Variable annuity companies should deliver a simpler message and simpler variable annuity products.[@@]
Many speakers echoed that theme here earlier this week at the annual meeting of the National Association of Variable Annuities, Reston, Va.
A simpler product is easier for the advisor to understand, increases sales, reduces suitability problems and reduces the risks related to features such as guarantees, the speakers said.
Annuity sellers need a consistent message and a consistent goal of putting the customer first, according to John Kennedy, national sales director of the brokerage division at PLANCO, a unit of Hartford Financial Services Group Inc., Hartford.
“Brand is important and there is no question that we use it to our advantage,” said Kennedy of Hartford’s trademark stag logo. For advisors, brand can help eliminate a step in the sales process, Kennedy added.
But “there are companies that do not have the best brand but still do a boatload of business,” Kennedy said. He suggested that insurers can succeed by offering products that really serve the customer, not simply the products that happen to be popular today.
The importance of making annuity products simpler for the advisor to sell is evident in one of the top-selling variable annuity products on the market, says Jeffrey Oster, a registered principal and branch manager in the San Francisco office of Raymond James Financial Services Inc.
The product’s chassis has not changed in the last 10 years. That makes it easier for advisors to sell the product and notice any feature changes, and that clarity has contributed to the product’s long-term success, Oster said.
Companies should avoid taking the approach of “I’ll offer you a GMDB and raise you a GMWB,” said David Zander, a principal at Achaean Financial, Fort Wayne, Ind. Instead, he said, a company should deliver a message and a product that set the company apart.
Reaching the consumer with a unique product and message requires simplifying language, Zander said. For example, he said, Microsoft Word’s spellchecking system shows that ?annuitization’ is not a word.

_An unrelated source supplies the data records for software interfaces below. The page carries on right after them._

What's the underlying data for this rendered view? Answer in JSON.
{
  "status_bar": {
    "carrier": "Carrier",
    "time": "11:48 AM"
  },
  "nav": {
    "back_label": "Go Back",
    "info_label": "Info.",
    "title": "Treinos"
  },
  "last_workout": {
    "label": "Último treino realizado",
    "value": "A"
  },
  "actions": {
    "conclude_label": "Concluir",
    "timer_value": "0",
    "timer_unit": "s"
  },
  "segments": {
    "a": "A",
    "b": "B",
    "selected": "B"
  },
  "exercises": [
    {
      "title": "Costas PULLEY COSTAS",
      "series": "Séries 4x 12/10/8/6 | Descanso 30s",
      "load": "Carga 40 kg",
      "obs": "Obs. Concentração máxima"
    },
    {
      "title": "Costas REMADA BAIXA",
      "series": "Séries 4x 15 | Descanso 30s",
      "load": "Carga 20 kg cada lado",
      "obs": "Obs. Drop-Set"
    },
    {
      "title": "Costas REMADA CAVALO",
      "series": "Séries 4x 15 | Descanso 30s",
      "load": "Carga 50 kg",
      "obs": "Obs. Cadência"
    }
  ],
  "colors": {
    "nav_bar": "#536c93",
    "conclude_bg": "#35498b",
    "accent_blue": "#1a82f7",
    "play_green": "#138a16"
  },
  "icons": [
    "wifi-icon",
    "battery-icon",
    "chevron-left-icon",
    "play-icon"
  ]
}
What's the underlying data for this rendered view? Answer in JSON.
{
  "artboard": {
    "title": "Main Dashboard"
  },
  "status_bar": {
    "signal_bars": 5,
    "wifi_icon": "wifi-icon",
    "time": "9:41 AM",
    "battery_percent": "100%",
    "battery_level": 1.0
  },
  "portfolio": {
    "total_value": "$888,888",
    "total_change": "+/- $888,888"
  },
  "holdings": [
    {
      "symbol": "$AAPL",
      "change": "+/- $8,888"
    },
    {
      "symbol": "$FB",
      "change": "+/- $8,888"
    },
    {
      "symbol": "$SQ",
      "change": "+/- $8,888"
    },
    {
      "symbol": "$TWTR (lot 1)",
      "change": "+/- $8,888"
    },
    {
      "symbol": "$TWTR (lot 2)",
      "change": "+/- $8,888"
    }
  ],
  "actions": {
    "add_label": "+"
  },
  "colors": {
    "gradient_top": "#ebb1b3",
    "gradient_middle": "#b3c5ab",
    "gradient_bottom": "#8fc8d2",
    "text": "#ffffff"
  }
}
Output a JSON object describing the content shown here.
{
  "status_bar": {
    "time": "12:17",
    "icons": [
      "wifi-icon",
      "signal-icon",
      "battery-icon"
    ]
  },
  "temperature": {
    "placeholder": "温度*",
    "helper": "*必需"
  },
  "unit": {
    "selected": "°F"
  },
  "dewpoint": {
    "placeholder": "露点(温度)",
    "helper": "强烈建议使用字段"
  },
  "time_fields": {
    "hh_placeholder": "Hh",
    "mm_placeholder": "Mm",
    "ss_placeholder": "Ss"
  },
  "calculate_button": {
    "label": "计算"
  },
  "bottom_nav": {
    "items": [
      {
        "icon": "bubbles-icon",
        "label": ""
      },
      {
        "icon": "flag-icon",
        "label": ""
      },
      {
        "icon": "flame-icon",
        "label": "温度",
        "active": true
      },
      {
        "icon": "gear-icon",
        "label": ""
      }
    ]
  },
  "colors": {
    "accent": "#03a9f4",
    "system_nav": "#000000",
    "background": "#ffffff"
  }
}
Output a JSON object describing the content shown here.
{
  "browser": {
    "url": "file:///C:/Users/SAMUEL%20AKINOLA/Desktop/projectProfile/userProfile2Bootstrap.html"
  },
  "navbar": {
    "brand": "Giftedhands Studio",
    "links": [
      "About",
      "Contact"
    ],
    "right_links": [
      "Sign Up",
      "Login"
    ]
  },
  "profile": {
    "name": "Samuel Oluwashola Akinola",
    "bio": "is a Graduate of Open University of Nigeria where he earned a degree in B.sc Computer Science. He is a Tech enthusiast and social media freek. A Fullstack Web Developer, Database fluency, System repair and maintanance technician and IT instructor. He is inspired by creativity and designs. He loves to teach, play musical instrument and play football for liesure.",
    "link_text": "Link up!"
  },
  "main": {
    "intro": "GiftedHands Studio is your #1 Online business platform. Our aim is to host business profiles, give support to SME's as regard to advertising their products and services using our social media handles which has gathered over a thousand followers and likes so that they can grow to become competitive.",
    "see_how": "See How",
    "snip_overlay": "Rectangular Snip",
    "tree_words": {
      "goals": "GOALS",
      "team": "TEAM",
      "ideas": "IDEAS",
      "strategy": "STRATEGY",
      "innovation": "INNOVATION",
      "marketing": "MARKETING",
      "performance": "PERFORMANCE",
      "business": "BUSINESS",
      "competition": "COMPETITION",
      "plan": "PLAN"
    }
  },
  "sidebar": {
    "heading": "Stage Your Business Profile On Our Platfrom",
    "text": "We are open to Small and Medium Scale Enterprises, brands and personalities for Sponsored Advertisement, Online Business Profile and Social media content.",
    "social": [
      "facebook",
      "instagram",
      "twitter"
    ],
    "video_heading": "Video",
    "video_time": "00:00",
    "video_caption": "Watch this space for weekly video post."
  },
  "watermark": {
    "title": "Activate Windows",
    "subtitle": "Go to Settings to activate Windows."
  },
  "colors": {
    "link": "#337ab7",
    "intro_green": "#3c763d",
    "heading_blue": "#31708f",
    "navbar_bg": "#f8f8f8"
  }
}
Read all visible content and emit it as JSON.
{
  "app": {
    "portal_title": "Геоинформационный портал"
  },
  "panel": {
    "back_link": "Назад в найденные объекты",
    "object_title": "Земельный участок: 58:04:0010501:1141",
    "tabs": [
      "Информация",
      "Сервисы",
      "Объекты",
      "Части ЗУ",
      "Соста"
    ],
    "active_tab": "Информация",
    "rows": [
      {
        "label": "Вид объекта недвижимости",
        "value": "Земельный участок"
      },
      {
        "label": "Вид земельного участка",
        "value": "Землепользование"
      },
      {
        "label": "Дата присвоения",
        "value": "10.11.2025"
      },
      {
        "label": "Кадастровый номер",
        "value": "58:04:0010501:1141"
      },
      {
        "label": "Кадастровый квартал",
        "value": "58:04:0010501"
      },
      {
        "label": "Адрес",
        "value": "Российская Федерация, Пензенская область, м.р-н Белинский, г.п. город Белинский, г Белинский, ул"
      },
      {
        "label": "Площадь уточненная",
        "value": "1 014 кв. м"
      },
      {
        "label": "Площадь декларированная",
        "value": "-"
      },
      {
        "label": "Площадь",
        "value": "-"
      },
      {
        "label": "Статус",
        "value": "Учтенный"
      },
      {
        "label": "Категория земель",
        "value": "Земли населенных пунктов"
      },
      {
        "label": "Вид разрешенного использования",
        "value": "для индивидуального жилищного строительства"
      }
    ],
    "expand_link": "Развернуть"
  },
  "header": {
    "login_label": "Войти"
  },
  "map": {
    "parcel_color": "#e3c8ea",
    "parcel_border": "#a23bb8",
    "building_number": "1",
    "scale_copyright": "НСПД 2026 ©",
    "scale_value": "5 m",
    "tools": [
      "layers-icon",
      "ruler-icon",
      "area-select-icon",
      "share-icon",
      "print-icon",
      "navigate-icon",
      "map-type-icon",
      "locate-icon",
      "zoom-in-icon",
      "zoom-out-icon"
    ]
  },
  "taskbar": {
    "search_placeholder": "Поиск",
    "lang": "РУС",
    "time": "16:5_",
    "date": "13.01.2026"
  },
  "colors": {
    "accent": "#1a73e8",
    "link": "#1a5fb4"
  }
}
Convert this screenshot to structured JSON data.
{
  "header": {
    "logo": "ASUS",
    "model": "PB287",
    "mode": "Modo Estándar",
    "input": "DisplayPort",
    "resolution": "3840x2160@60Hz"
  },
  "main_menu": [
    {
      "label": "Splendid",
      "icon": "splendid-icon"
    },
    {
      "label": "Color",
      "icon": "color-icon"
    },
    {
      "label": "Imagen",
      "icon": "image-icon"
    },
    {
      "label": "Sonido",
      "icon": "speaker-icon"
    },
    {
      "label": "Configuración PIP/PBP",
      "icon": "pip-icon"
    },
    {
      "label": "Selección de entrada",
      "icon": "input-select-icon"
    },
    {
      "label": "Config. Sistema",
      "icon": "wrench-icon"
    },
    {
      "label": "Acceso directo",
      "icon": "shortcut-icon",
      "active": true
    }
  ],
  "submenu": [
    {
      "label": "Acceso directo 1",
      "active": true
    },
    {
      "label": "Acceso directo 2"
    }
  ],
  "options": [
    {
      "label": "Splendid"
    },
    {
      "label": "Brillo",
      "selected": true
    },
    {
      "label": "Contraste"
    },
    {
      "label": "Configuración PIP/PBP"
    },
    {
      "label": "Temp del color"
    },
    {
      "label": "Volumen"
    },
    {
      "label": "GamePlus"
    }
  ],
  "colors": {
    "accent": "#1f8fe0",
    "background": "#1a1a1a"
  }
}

Simpler terms have to be created, he said.
Advisor education is also important, according to Mark Tully, a senior vice president-annuity distribution and sales with The Phoenix Companies Inc., Hartford.
If a product offers advisors a chance to sell a variety of riders, then someone needs to do a good job of educating advisors about when those riders should be used, Tully said.